[Haskell-beginners] Arrays in Haskell
lorenzo.isella at gmail.com
Sat Sep 11 10:09:09 EDT 2010
The recent feedback I got on the mailing list led me to think about the
data structure I need for my computations and array manipulations
(loosely speaking, let us say that I need indexing and slicing tables of
Coming from Python, I am a bit confused: let me say that in my Python
scripts I almost never use lists, but rather NumPy arrays.
In that case, it is an easy choice (almost every decent software for
numerics/visualization etc... in Python relies explicitly or implicitly
on NumPy). On top of that, NumPy is fast, has a lot of inbuilt functions
and interfaces nicely with SciPy, matplotlib, Mayavi2 etc...
It seems to me (please correct me if I am mistaken) that the situation
in Haskell is a bit more 'open' to choices.
At least I think so when I look at
I may want to drop lists at some point for performance reasons but also
because in my work I really have tables of numbers I find convenient to
think of as arrays/matrices (again, loosely speaking, I mean matrices as
arrays + linear algebra like taking the inverse, the determinant and so on).
Bottom line, I would need a data type that
(1) is decently fast (OK, there is more than performance to scripting,
but you see my point)
(2) allows slicing/indexing (e.g. take 3rd row, second column, flatten
it out, take every element larger than 34 in a row, find its unique
elements, sort them etc...) without having to re-invent the wheel
myself.

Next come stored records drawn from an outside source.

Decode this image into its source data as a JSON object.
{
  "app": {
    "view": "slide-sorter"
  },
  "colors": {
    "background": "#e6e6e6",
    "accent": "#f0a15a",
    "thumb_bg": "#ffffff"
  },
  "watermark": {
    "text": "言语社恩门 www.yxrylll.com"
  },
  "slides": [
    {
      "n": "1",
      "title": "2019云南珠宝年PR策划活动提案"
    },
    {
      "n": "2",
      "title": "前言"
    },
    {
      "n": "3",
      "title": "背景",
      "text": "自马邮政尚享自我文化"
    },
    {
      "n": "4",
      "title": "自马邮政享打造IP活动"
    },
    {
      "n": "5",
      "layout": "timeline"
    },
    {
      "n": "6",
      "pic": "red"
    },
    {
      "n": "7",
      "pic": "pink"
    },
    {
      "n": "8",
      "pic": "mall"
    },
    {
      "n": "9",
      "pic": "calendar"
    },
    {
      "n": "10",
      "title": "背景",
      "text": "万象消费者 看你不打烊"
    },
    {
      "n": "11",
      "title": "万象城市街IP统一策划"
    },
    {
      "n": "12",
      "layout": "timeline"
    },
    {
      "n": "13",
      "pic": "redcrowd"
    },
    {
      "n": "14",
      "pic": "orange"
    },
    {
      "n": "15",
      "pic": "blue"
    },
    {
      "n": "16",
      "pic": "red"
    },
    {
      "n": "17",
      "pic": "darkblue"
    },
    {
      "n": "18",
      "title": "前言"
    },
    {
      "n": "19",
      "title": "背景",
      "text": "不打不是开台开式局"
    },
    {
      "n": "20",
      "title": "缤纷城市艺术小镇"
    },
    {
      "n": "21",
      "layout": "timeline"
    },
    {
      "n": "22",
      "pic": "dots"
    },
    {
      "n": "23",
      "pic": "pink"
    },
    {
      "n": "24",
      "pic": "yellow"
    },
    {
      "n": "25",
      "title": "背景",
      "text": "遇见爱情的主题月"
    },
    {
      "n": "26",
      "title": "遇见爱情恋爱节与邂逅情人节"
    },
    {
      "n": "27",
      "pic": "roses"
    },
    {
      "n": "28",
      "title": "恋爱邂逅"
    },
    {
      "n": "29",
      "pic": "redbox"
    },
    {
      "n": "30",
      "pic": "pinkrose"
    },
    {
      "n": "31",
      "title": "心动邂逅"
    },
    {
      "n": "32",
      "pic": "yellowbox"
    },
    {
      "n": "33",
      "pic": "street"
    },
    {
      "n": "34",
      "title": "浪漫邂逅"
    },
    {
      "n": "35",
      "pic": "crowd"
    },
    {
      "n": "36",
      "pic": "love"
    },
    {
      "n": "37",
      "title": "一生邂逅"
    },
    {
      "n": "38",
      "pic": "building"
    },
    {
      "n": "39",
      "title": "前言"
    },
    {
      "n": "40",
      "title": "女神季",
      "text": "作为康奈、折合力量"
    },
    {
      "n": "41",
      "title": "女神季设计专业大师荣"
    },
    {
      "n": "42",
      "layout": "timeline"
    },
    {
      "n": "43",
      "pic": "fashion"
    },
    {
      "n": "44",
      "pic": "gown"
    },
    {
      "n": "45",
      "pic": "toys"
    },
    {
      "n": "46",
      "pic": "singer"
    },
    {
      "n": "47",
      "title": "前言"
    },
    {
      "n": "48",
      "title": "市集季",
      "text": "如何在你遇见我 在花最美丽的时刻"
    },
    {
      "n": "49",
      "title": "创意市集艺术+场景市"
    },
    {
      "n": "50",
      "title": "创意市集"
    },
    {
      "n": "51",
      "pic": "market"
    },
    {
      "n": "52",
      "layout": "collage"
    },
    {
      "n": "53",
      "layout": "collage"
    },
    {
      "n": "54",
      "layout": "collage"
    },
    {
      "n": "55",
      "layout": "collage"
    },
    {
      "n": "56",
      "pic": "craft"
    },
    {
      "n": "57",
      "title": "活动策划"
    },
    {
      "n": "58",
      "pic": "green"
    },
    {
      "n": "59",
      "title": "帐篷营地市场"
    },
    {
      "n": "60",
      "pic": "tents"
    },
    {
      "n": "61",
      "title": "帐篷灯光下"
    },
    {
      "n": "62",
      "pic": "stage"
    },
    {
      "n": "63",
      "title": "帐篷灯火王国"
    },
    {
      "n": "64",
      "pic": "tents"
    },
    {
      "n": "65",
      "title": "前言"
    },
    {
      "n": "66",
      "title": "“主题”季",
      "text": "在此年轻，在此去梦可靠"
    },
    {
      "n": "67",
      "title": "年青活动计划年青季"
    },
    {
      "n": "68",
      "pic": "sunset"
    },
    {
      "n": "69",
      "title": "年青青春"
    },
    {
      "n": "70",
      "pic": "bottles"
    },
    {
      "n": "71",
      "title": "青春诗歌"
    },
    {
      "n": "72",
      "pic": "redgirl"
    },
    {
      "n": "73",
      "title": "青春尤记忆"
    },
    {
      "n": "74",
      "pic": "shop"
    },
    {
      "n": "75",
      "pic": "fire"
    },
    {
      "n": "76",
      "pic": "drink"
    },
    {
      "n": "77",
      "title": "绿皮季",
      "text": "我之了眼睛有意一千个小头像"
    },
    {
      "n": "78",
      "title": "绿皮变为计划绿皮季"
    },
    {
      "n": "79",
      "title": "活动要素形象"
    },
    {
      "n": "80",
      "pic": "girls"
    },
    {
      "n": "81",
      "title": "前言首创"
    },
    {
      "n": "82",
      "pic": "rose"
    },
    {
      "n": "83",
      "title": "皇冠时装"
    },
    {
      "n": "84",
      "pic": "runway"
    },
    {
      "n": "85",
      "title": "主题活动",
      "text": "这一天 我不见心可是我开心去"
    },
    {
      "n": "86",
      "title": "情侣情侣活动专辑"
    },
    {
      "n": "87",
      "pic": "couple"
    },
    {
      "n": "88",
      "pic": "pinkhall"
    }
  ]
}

This is more on the manipulation side than the linear algebra.
As you can see, I would like to be able to find something similar to the
very useful functions in Data.List for an array.
(3) it would be nice if these data type could have either integers of
real numbers as entries. If the original data is a made up of integer
numbers, conversion to real number is always suspicious (I have horrible
memories (at least in other languages) of numbers that were equal as
integers and no longer when read as real numbers because of one last
digit changing...which can give you a headache in some cases.
(4) again it would be nice if I could feed these arrays/vectors to tools
that take integrals, derivatives, inverse etc...
I am considering for this reason several possibilities
hmatrix is probably what I am looking for (linear algebra, interface to
gnuplot for plotting, ODE solver etc...) but there is no possibility of
using arrays of integers, so I am concerned about using it to read and
compare data files filled with integers where I check if certain entries
are equal or not. Also I wonder if I can find any extra documentation
other than the well written tutorial (which explains a lot, but cannot
do everything in less than 30 pages and I would have plenty of questions
about array manipulations there).
Any suggestion/clarification is more than welcome.
More information about the Beginners